The patient was admitted to the paediatric intensive care unit for further investigation and treatment. He was given a 6 mL/kg bolus for the first hour of intravenous (IV) treatment initially, which was reduced to 250 mL/h of 0.9% saline as per the institution’s DKA protocol. The initial fluid bolus was below current recommendations for HHS because the patient’s weight was initially underestimated by approximately 30 kg. Furthermore, due to his normal blood pressure and obesity, his level of dehydration was also initially underestimated. The patient’s lack of hypotension at presentation was likely due to pre-existing hypertension, which was unmasked and sustained after appropriate rehydration. The patient developed cardiac arrhythmia secondary to hyperkalemia 3 h after IV fluids were initiated. Insulin infusion was started to treat hyperkalemia at 0.03 units/kg/h with dextrose added to the IV fluids. Within the first 12 h of treatment, he developed status epilipticus and required intubation and ventilation. Additional acute complications within the first two days of treatment included severe hypernatremia (peak level 181 mEq/L), acute renal failure, rhabdomyolysis, hypertension and pancreatitis. Computed tomography and magnetic resonance imaging of the patient’s brain were normal, with no indication of cerebral edema or thrombosis. IV fluids and insulin infusion were titrated to slowly bring serum glucose and sodium levels into the normal range.

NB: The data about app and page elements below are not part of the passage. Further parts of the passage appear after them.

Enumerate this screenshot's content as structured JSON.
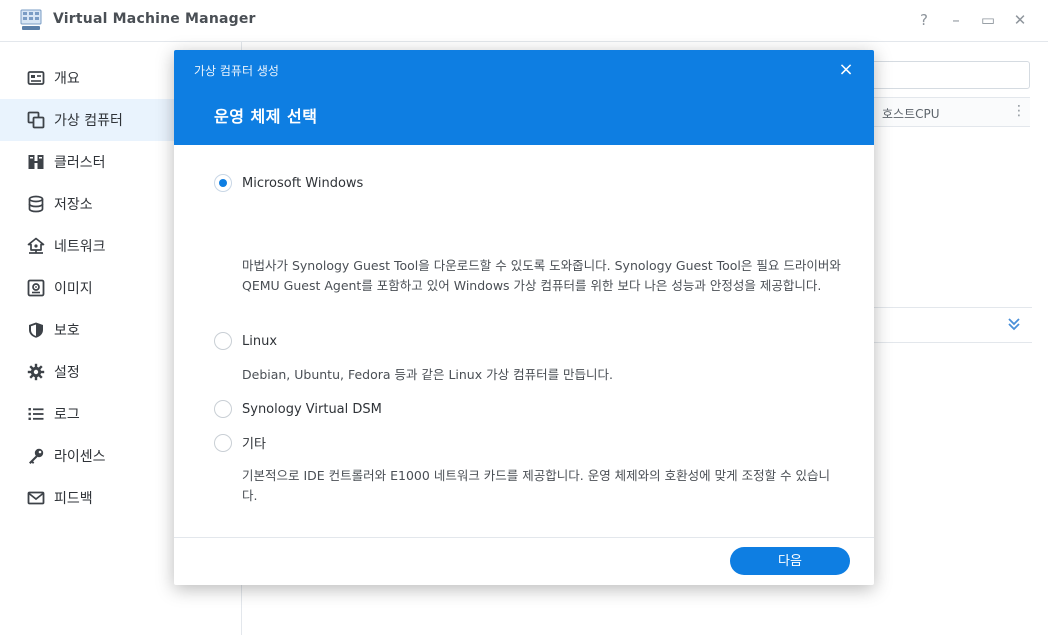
{
  "window": {
    "title": "Virtual Machine Manager",
    "controls": [
      "?",
      "–",
      "▭",
      "✕"
    ]
  },
  "sidebar": {
    "items": [
      {
        "label": "개요",
        "icon": "overview-icon"
      },
      {
        "label": "가상 컴퓨터",
        "icon": "virtual-machine-icon",
        "active": true
      },
      {
        "label": "클러스터",
        "icon": "cluster-icon"
      },
      {
        "label": "저장소",
        "icon": "storage-icon"
      },
      {
        "label": "네트워크",
        "icon": "network-icon"
      },
      {
        "label": "이미지",
        "icon": "image-icon"
      },
      {
        "label": "보호",
        "icon": "shield-icon"
      },
      {
        "label": "설정",
        "icon": "gear-icon"
      },
      {
        "label": "로그",
        "icon": "log-icon"
      },
      {
        "label": "라이센스",
        "icon": "key-icon"
      },
      {
        "label": "피드백",
        "icon": "mail-icon"
      }
    ]
  },
  "main": {
    "column_header": "호스트CPU",
    "more": "⋮"
  },
  "dialog": {
    "title": "가상 컴퓨터 생성",
    "close": "×",
    "step_title": "운영 체제 선택",
    "options": [
      {
        "label": "Microsoft Windows",
        "selected": true,
        "description": "마법사가 Synology Guest Tool을 다운로드할 수 있도록 도와줍니다. Synology Guest Tool은 필요 드라이버와 QEMU Guest Agent를 포함하고 있어 Windows 가상 컴퓨터를 위한 보다 나은 성능과 안정성을 제공합니다."
      },
      {
        "label": "Linux",
        "selected": false,
        "description": "Debian, Ubuntu, Fedora 등과 같은 Linux 가상 컴퓨터를 만듭니다."
      },
      {
        "label": "Synology Virtual DSM",
        "selected": false,
        "description": ""
      },
      {
        "label": "기타",
        "selected": false,
        "description": "기본적으로 IDE 컨트롤러와 E1000 네트워크 카드를 제공합니다. 운영 체제와의 호환성에 맞게 조정할 수 있습니다."
      }
    ],
    "next_label": "다음"
  },
  "colors": {
    "accent": "#0e7ee2",
    "sidebar_active_bg": "#e9f3fd",
    "border": "#e3e7ec"
  }
}
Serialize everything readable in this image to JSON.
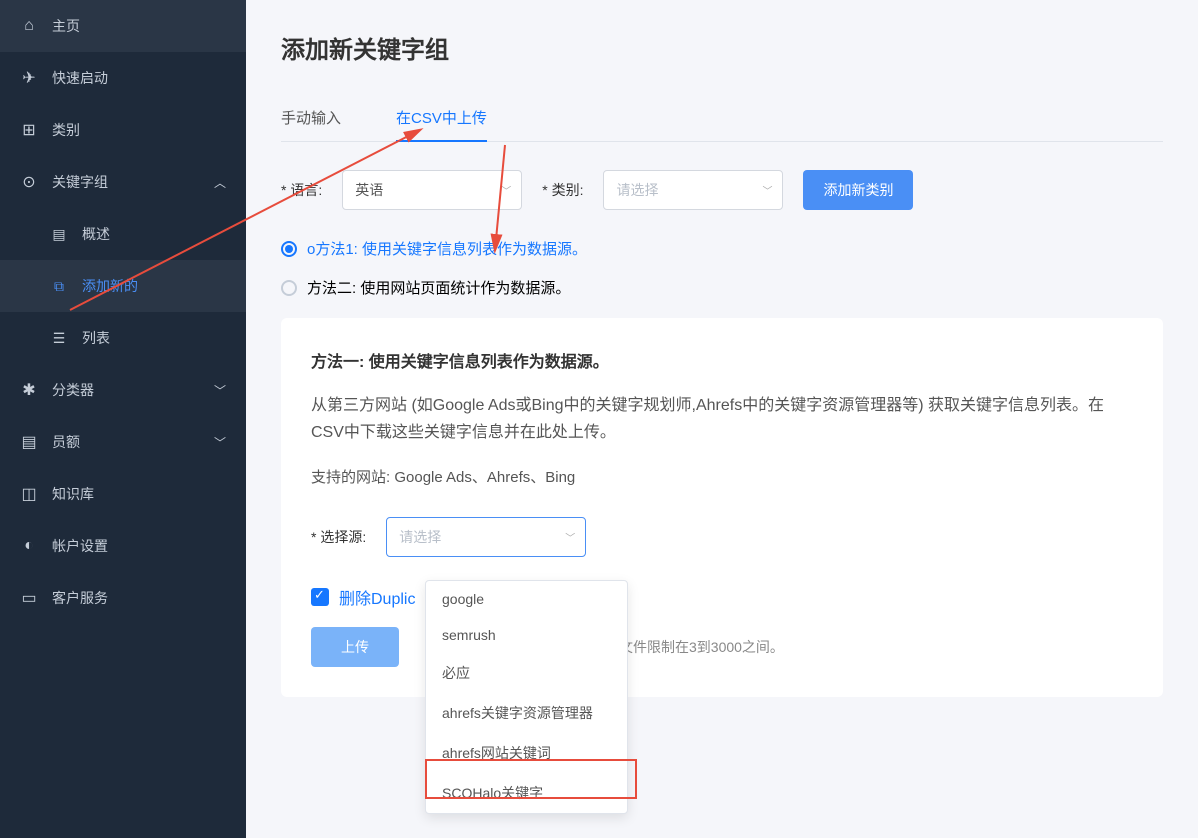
{
  "sidebar": {
    "items": [
      {
        "label": "主页",
        "icon": "⌂"
      },
      {
        "label": "快速启动",
        "icon": "✈"
      },
      {
        "label": "类别",
        "icon": "⊞"
      },
      {
        "label": "关键字组",
        "icon": "🔍"
      },
      {
        "label": "概述",
        "icon": "▤"
      },
      {
        "label": "添加新的",
        "icon": "⧉"
      },
      {
        "label": "列表",
        "icon": "☰"
      },
      {
        "label": "分类器",
        "icon": "✱"
      },
      {
        "label": "员额",
        "icon": "▤"
      },
      {
        "label": "知识库",
        "icon": "◫"
      },
      {
        "label": "帐户设置",
        "icon": "◐"
      },
      {
        "label": "客户服务",
        "icon": "▭"
      }
    ]
  },
  "page_title": "添加新关键字组",
  "tabs": {
    "manual": "手动输入",
    "csv": "在CSV中上传"
  },
  "form": {
    "language_label": "语言:",
    "language_value": "英语",
    "category_label": "类别:",
    "category_placeholder": "请选择",
    "add_category_btn": "添加新类别"
  },
  "methods": {
    "method1": "o方法1: 使用关键字信息列表作为数据源。",
    "method2": "方法二: 使用网站页面统计作为数据源。"
  },
  "panel": {
    "title": "方法一: 使用关键字信息列表作为数据源。",
    "desc": "从第三方网站 (如Google Ads或Bing中的关键字规划师,Ahrefs中的关键字资源管理器等) 获取关键字信息列表。在CSV中下载这些关键字信息并在此处上传。",
    "supported": "支持的网站: Google Ads、Ahrefs、Bing",
    "source_label": "选择源:",
    "source_placeholder": "请选择",
    "checkbox_label": "删除Duplic",
    "upload_btn": "上传",
    "hint": "文件限制在3到3000之间。"
  },
  "dropdown_options": [
    "google",
    "semrush",
    "必应",
    "ahrefs关键字资源管理器",
    "ahrefs网站关键词",
    "SCOHalo关键字"
  ]
}
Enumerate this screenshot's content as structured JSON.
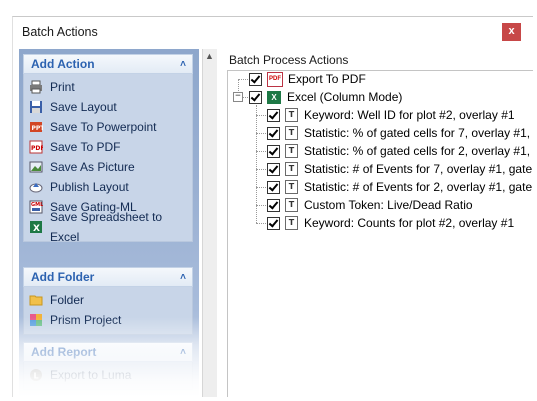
{
  "window": {
    "title": "Batch Actions",
    "close_glyph": "x"
  },
  "left": {
    "groups": [
      {
        "header": "Add Action",
        "items": [
          {
            "label": "Print",
            "icon": "print-icon"
          },
          {
            "label": "Save Layout",
            "icon": "save-layout-icon"
          },
          {
            "label": "Save To Powerpoint",
            "icon": "powerpoint-icon"
          },
          {
            "label": "Save To PDF",
            "icon": "pdf-icon"
          },
          {
            "label": "Save As Picture",
            "icon": "picture-icon"
          },
          {
            "label": "Publish Layout",
            "icon": "publish-cloud-icon"
          },
          {
            "label": "Save Gating-ML",
            "icon": "gating-ml-icon"
          },
          {
            "label": "Save Spreadsheet to Excel",
            "icon": "excel-icon"
          }
        ]
      },
      {
        "header": "Add Folder",
        "items": [
          {
            "label": "Folder",
            "icon": "folder-icon"
          },
          {
            "label": "Prism Project",
            "icon": "prism-icon"
          }
        ]
      },
      {
        "header": "Add Report",
        "items": [
          {
            "label": "Export to Luma",
            "icon": "luma-icon"
          }
        ]
      }
    ]
  },
  "right": {
    "header": "Batch Process Actions",
    "tree": {
      "pdf": {
        "label": "Export To PDF",
        "icon_text": "PDF"
      },
      "excel": {
        "label": "Excel (Column Mode)",
        "icon_text": "X",
        "children": [
          "Keyword: Well ID for plot #2, overlay #1",
          "Statistic: % of gated cells for 7, overlay #1,",
          "Statistic: % of gated cells for 2, overlay #1,",
          "Statistic: # of Events for 7, overlay #1, gate",
          "Statistic: # of Events for 2, overlay #1, gate",
          "Custom Token: Live/Dead Ratio",
          "Keyword: Counts for plot #2, overlay #1"
        ],
        "child_icon_text": "T"
      }
    }
  },
  "colors": {
    "accent": "#2c62b0",
    "close": "#c74747",
    "pane": "#9ab0d2"
  }
}
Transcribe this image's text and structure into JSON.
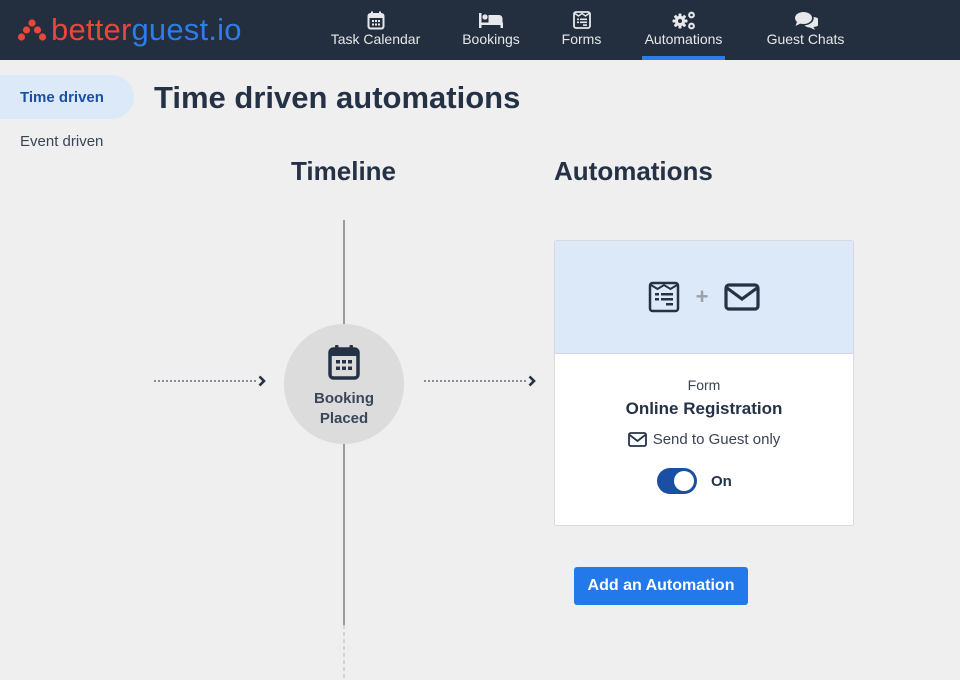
{
  "app": {
    "logo_part1": "better",
    "logo_part2": "guest.io",
    "brand_red": "#e8473a",
    "brand_blue": "#2b7de9"
  },
  "nav": {
    "items": [
      {
        "label": "Task Calendar",
        "icon": "calendar-icon",
        "active": false
      },
      {
        "label": "Bookings",
        "icon": "bed-icon",
        "active": false
      },
      {
        "label": "Forms",
        "icon": "form-icon",
        "active": false
      },
      {
        "label": "Automations",
        "icon": "gears-icon",
        "active": true
      },
      {
        "label": "Guest Chats",
        "icon": "chat-bubbles-icon",
        "active": false
      }
    ]
  },
  "sidebar": {
    "items": [
      {
        "label": "Time driven",
        "active": true
      },
      {
        "label": "Event driven",
        "active": false
      }
    ]
  },
  "page": {
    "title": "Time driven automations",
    "timeline_heading": "Timeline",
    "automations_heading": "Automations"
  },
  "timeline": {
    "node": {
      "icon": "calendar-icon",
      "line1": "Booking",
      "line2": "Placed"
    }
  },
  "automation_card": {
    "icons": [
      "form-icon",
      "plus",
      "envelope-icon"
    ],
    "plus": "+",
    "type": "Form",
    "name": "Online Registration",
    "recipient": "Send to Guest only",
    "toggle_on": true,
    "toggle_label": "On"
  },
  "actions": {
    "add_label": "Add an Automation"
  }
}
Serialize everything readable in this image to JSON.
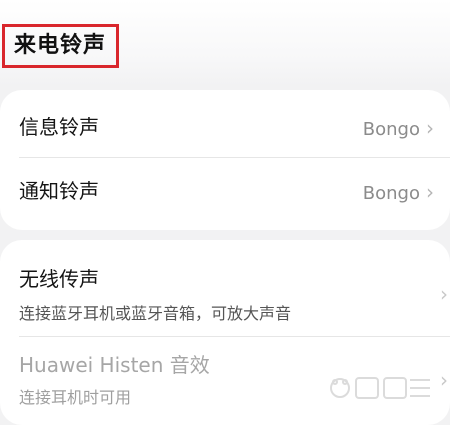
{
  "section": {
    "title": "来电铃声"
  },
  "ringtones": [
    {
      "label": "信息铃声",
      "value": "Bongo"
    },
    {
      "label": "通知铃声",
      "value": "Bongo"
    }
  ],
  "options": [
    {
      "label": "无线传声",
      "description": "连接蓝牙耳机或蓝牙音箱，可放大声音"
    },
    {
      "label": "Huawei Histen 音效",
      "description": "连接耳机时可用"
    }
  ],
  "icons": {
    "chevron": "chevron-right-icon"
  },
  "colors": {
    "highlight": "#d9262c"
  }
}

The patient’s seizures resolved on the second day of admission, he was then extubated on the fourth day of admission and transferred out of the intensive care unit. The patient was significantly deconditioned and required 35 days of rehabilitation before discharge from hospital. Initially, he was not able to ambulate without assistance, but was able to do so independently at discharge. His current medications include subcutaneous insulin, metformin and fosinopril. In follow-up, the patient has returned to his previous level of cognitive functioning. To date, he has been nonadherent to his diabetes management and remains hypertensive.